Soap making 101: Troubleshooting soap making
So your soap didn’t turn out quite how you had hoped? Never fear, all may not be lost. Read through the common problems below to find the solution to your soap saga.
I am fortunate to have a huge base of soap making friends with tons of experience. One thing that I have learned from them is that botched batches are sometimes salvageable. Granted, they may not turn out looking like you envisioned them, but they will still be good, usable soap. Ugly soap is much better than wasted money any day. Today I am going go over some typical troubles with soap batches and what you can do to avoid them.
• Soft. Putty-like soap. Usually the result of too much water or not enough sodium hydroxide. Usually if you cure these batches out several extra weeks, they will become firm enough to slice into bars.
• Mixture becomes grainy (ricing). Usually caused by either too high or too low soaping temperatures; or the stirring process was not brisk or consistent enough. Most often results from synthetic fragrance oils. This is an aesthetic problem only. You can pour into the mold as is, or you can try some extra stirring. Sometimes I find that putting it on the stove on low heat and stirring with a stick blender will smooth out the mix.
• Mix does not come to trace. Usually caused by too much water or not enough lye. Sometimes can be caused by incorrect soaping temperatures or not enough stirring. Double check your recipe for correct measurements and your soaping temps. Continue stirring up to 4 hours. If mix does begin to thicken, go ahead and pour it. If it separates into oily and watery layers, give up and trash the batch.
• Hard, brittle soap. Too much lye was used, do not use these bars, they will be over alkaline or ‘lye heavy’.
• Batch separates into a layer of oil and a layer of soap-like substance. Usually caused by too quick of a temperature drop in the molds. Inaccurate proportions of oils and lye (too much lye), not enough stirring or mix was poured prematurely into the molds. I have seen some remarkable separations caused by synthetic fragrance oils as well. Some would recommend putting these onto the stove to reheat and repour, but, DO NOT do that.
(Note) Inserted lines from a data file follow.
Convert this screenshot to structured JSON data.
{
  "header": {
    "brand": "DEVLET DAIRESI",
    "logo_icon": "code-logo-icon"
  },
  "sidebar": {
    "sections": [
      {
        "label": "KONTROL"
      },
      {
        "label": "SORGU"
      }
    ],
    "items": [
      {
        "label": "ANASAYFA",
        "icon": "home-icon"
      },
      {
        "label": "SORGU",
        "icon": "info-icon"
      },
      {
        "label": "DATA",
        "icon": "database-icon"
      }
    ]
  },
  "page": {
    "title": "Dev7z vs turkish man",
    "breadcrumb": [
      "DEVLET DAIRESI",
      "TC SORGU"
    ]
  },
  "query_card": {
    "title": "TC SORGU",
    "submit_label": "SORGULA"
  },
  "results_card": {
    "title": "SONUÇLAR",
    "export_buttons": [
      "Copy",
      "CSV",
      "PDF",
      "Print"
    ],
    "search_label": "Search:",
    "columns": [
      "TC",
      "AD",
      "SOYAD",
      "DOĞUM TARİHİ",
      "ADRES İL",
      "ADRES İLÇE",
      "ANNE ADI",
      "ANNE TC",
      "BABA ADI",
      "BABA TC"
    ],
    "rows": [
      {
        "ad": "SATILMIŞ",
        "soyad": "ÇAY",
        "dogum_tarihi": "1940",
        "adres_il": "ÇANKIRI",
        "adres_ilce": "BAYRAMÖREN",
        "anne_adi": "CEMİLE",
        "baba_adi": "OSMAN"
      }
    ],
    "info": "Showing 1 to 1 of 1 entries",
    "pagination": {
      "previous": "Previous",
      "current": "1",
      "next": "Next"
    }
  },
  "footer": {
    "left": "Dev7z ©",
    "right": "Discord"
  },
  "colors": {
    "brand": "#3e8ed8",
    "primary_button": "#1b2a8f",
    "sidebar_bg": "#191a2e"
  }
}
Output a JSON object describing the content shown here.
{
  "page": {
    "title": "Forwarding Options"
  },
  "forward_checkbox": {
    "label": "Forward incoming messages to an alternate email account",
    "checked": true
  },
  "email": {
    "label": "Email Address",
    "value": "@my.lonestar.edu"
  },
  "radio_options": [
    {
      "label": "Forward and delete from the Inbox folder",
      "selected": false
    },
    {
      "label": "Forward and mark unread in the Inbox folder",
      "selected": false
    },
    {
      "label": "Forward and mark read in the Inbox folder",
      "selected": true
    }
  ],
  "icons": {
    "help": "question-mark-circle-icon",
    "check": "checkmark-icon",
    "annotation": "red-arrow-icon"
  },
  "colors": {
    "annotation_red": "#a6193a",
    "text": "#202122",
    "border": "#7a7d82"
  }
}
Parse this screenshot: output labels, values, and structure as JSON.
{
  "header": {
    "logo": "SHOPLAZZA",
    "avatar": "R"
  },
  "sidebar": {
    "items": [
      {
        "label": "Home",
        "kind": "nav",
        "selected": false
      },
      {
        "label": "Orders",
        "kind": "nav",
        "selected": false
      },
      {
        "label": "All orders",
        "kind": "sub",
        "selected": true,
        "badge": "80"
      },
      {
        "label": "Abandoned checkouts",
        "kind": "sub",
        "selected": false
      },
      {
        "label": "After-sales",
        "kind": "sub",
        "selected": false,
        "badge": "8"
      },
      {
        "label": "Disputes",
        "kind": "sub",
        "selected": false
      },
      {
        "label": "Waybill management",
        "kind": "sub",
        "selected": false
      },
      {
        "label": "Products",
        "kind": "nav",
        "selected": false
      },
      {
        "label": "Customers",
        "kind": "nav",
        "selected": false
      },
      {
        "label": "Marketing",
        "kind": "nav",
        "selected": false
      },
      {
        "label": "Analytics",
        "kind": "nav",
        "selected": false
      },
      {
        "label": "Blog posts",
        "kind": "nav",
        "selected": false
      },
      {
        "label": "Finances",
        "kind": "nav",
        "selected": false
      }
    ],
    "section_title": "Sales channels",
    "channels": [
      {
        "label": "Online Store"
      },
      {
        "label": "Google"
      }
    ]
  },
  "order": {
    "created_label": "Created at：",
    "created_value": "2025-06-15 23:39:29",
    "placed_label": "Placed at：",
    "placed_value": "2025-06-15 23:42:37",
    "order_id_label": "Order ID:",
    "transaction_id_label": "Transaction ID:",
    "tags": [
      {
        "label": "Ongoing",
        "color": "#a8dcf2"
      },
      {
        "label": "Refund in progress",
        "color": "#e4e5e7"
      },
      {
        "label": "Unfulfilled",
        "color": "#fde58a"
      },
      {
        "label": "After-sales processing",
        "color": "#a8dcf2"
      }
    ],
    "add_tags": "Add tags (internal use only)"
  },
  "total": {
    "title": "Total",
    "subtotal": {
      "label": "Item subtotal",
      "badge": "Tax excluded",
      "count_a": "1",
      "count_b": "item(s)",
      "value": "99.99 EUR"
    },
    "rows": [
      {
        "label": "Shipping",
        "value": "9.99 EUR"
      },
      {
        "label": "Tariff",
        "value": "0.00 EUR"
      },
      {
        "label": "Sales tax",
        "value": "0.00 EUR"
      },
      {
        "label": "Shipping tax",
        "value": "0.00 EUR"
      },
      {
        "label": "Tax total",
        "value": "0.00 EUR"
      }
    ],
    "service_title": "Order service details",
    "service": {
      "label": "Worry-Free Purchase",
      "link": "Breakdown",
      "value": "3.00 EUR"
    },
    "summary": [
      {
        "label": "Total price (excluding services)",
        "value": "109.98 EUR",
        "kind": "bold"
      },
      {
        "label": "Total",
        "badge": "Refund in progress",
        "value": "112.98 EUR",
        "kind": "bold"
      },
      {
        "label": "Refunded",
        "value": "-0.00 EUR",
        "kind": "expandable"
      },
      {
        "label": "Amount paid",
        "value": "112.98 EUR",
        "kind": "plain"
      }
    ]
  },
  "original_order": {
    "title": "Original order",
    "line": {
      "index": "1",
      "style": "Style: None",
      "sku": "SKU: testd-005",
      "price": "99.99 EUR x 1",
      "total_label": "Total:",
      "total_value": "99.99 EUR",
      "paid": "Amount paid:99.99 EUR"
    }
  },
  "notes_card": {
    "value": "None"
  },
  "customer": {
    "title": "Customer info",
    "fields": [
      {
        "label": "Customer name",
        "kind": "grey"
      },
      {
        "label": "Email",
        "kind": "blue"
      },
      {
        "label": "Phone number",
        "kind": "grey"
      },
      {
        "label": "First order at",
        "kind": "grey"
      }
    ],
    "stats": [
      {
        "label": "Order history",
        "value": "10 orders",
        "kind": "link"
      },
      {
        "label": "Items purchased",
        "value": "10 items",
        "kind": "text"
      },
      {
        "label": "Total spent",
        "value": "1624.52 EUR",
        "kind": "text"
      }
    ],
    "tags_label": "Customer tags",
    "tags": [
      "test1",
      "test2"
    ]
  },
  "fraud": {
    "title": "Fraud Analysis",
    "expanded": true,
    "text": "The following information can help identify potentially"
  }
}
In most cases, the finished soap will be lye heavy and not skin safe.
• Mixture curdles, forming small pebbles at the bottom of the pan. Usually the result of oil, lye or both being too hot when mixed, or inconsistent stirring. You can try and correct with a stick blender or more vigorous stirring. Go ahead and pour the batch. If it turns out with white flecks or pebbles in it, do not use it.
• Mix sets up to quickly in the pan (seizing). Usually the result of synthetic fragrance oils, although some essential oils will cause this issue as well. Can also result from either too high or too low soaping temperatures, or too much saturated fat in the recipe. You can try and get this into the mold, sometimes it is possible. You can also put the entire mix into a zip lock bag and begin kneading it like you would do bread dough. Once it is workable you can tray and press it into the mold or roll it into a log. I find it easier on a severe seize to roll it into a log and then just cut it into soap rounds.
These are just a few of the more common problems when soaping. I have seen synthetic fragrance oils do some crazy things in soap. I always do a small test batch when working with new fragrance oil.
Another good soaper trick is the tongue test. Unmold your soap after a day or two and stick your tongue to a bar. If you get a ‘zap’ your soap has turned out lye heavy and should not be used. The zap is very similar to that of sticking your tongue to a 9 volt battery!
Hoegger Farmyard Contributor
Debbie is the owner of Plott Hollow Farm, dedicated to preserving endangered breeds of livestock and poultry. She is an experienced soap maker and member of The Handcrafted Soap Makers Guild. Find her farm and products at www.plotthollowfarm.com